[App and web page records]
- - - - - - -

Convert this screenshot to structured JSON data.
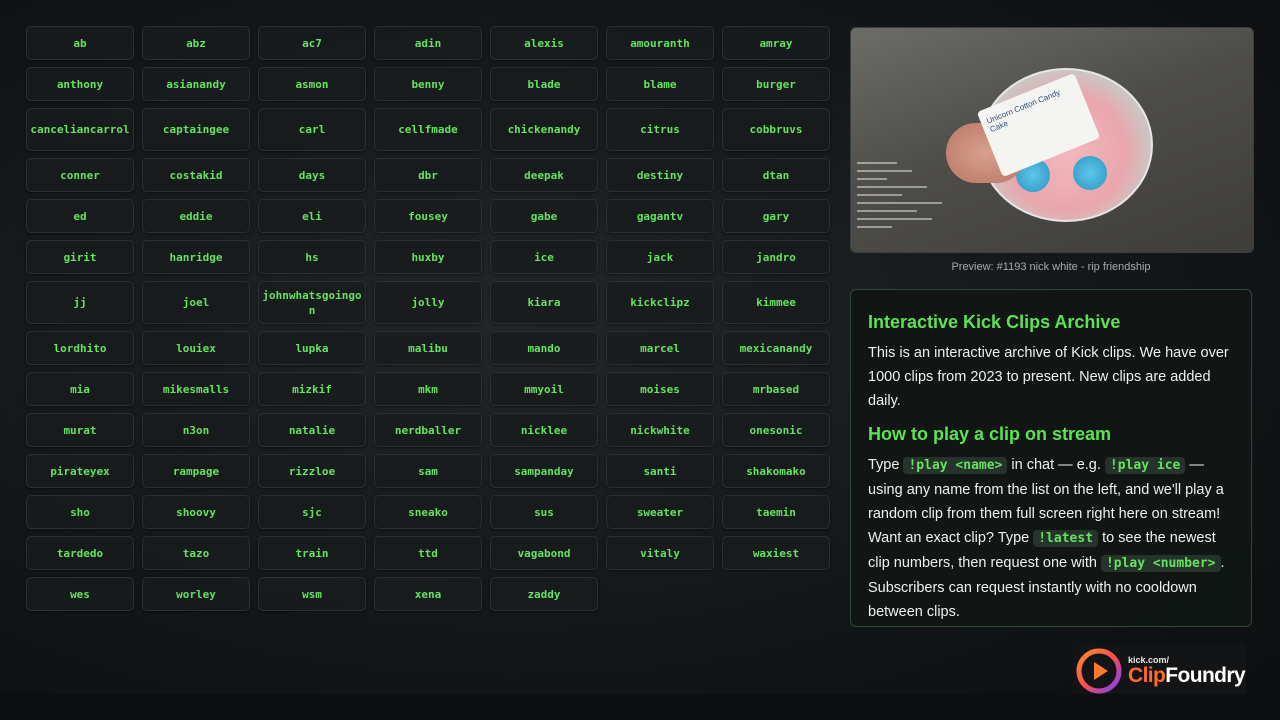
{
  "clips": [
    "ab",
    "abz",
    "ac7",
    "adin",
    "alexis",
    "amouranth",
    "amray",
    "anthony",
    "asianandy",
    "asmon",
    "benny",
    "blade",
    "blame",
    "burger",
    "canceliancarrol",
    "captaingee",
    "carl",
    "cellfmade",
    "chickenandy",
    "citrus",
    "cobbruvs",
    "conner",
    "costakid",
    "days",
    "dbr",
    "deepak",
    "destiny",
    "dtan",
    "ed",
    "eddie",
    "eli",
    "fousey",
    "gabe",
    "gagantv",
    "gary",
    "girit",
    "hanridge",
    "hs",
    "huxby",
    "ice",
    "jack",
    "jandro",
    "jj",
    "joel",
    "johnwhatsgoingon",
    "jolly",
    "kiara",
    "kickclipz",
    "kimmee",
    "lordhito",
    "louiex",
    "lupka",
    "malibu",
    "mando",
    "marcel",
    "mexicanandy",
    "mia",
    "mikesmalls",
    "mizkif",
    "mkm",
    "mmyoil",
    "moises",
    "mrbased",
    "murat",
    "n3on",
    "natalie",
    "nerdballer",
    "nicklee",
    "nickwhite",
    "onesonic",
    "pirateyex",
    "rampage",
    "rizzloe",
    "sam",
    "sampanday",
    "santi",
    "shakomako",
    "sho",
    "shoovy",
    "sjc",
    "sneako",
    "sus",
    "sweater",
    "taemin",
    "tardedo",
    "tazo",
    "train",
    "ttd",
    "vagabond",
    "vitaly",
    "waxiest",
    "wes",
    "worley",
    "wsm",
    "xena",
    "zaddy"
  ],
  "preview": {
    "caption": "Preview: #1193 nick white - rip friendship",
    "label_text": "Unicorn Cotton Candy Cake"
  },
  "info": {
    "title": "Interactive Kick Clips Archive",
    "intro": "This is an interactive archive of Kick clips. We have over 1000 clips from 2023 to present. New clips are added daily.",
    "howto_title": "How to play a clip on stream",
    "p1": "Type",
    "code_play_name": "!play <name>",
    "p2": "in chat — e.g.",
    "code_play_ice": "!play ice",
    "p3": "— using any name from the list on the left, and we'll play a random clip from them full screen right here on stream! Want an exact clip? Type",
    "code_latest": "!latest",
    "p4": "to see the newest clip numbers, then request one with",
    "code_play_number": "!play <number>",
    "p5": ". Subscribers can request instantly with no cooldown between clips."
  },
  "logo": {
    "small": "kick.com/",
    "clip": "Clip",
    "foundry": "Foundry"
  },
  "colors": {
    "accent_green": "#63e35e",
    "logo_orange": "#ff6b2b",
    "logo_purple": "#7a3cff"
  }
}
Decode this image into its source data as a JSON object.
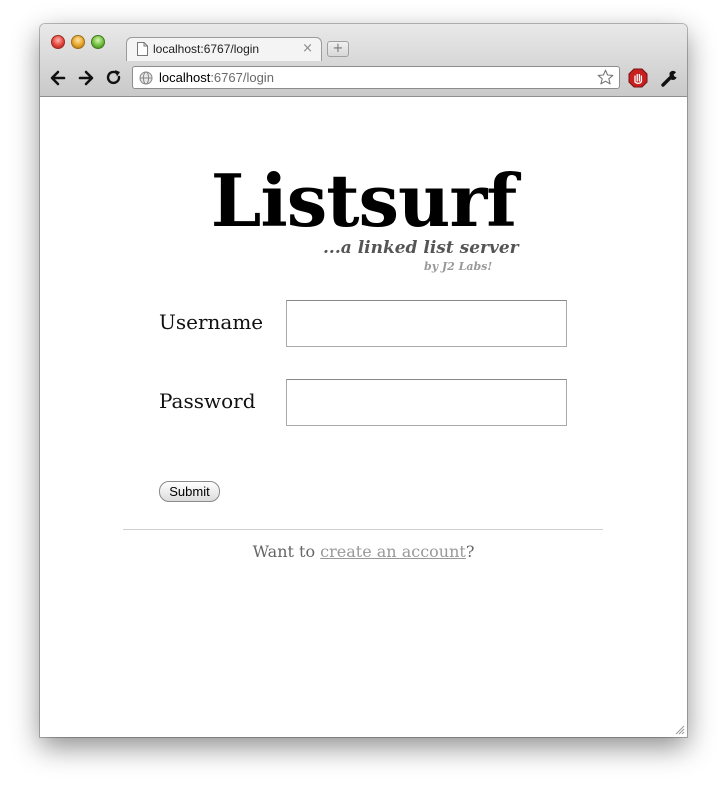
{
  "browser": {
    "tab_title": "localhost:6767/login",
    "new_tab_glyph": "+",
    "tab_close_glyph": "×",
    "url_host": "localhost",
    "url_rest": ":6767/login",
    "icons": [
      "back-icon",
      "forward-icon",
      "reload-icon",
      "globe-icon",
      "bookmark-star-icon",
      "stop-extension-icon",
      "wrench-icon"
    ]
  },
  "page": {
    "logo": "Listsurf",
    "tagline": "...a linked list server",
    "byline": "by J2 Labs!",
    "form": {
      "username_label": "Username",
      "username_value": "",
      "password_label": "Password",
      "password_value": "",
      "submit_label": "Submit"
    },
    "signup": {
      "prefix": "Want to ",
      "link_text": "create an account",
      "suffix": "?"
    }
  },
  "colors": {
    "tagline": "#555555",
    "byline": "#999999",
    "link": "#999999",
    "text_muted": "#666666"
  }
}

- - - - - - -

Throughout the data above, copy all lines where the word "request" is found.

    "p4": "to see the newest clip numbers, then request one with",
    "p5": ". Subscribers can request instantly with no cooldown between clips."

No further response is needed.